── Record excerpts

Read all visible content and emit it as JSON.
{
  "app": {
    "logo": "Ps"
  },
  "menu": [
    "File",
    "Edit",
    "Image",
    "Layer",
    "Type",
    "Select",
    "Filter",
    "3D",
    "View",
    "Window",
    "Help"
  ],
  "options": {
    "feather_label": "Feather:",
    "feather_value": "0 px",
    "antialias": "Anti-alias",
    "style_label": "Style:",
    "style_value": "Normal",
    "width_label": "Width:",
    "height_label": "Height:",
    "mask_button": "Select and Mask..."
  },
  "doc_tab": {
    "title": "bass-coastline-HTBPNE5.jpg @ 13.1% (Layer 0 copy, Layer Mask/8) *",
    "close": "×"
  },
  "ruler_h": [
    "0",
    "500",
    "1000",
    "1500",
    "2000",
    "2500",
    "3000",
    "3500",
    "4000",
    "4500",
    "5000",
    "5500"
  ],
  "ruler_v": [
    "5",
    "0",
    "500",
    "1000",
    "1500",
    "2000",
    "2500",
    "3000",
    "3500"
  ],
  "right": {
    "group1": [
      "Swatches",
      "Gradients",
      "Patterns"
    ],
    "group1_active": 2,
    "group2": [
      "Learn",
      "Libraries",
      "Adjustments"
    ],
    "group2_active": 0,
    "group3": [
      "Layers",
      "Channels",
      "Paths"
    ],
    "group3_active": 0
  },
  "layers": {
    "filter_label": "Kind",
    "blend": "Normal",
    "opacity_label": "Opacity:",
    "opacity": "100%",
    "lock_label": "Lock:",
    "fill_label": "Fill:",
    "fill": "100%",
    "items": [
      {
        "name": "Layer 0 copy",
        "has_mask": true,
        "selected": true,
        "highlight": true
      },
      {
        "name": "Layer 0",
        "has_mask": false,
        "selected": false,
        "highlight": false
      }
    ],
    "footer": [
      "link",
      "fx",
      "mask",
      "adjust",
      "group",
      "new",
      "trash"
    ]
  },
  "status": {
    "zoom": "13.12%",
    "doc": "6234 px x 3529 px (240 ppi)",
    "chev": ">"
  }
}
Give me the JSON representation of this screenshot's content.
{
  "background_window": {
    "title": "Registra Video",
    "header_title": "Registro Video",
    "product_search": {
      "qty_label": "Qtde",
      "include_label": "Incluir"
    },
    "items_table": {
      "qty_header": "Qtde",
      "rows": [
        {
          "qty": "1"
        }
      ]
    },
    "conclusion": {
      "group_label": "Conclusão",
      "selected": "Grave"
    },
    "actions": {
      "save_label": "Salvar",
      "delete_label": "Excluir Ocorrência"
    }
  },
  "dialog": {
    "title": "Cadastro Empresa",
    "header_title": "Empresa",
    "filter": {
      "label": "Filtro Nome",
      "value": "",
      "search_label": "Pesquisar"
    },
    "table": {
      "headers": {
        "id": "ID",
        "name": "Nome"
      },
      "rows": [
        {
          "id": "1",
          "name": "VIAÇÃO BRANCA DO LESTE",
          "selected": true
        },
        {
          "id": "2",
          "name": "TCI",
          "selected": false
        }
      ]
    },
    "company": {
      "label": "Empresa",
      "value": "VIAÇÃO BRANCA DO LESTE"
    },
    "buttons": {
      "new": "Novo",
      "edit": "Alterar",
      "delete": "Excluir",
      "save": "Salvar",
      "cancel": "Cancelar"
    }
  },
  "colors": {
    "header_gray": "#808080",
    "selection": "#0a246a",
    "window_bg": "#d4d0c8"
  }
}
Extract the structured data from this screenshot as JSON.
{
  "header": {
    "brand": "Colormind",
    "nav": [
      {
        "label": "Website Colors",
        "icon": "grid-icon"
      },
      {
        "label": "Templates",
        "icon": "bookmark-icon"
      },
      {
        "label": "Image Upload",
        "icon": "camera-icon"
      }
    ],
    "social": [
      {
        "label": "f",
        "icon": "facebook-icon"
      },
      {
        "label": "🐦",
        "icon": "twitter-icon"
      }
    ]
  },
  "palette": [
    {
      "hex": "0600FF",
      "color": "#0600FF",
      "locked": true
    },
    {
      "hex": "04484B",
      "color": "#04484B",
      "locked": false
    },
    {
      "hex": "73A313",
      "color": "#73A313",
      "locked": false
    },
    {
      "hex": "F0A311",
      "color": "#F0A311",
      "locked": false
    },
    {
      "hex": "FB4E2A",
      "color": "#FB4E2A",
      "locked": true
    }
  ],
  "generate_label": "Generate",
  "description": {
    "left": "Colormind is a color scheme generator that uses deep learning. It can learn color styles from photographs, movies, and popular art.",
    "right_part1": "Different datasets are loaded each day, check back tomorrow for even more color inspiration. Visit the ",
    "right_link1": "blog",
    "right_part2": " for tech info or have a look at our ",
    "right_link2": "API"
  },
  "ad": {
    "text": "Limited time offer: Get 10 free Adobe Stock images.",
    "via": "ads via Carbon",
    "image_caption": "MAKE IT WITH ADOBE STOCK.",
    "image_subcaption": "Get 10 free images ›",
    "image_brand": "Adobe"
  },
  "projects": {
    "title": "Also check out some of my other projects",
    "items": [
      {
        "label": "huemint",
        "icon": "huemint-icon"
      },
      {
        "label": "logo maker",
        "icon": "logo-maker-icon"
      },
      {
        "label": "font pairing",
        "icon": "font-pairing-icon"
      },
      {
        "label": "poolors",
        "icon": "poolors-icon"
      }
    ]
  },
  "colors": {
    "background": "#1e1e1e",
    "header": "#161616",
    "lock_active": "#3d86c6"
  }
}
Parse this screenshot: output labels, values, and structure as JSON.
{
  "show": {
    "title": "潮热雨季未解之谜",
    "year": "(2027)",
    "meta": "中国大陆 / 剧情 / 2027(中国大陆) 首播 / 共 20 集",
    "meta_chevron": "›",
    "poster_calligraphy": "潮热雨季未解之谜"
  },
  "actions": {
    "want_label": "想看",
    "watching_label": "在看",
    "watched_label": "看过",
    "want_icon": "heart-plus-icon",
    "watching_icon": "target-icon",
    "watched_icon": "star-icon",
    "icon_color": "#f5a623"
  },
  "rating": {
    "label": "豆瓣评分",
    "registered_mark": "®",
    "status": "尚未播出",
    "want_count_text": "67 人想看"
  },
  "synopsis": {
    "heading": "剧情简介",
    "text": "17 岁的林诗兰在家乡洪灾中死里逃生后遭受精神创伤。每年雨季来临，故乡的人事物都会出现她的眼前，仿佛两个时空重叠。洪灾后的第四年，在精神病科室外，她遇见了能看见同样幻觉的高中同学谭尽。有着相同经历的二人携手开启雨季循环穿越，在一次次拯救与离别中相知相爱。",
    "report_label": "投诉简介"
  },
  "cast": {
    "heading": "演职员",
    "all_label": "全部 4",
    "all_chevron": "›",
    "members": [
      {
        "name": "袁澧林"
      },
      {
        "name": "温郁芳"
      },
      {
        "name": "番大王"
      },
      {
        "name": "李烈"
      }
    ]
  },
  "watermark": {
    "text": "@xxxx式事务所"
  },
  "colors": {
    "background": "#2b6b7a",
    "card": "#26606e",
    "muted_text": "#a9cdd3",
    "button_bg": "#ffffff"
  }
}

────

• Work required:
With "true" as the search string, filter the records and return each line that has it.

• Exercise solution:
        "has_mask": true,
        "selected": true,
        "highlight": true
          "selected": true
      "locked": true
      "locked": true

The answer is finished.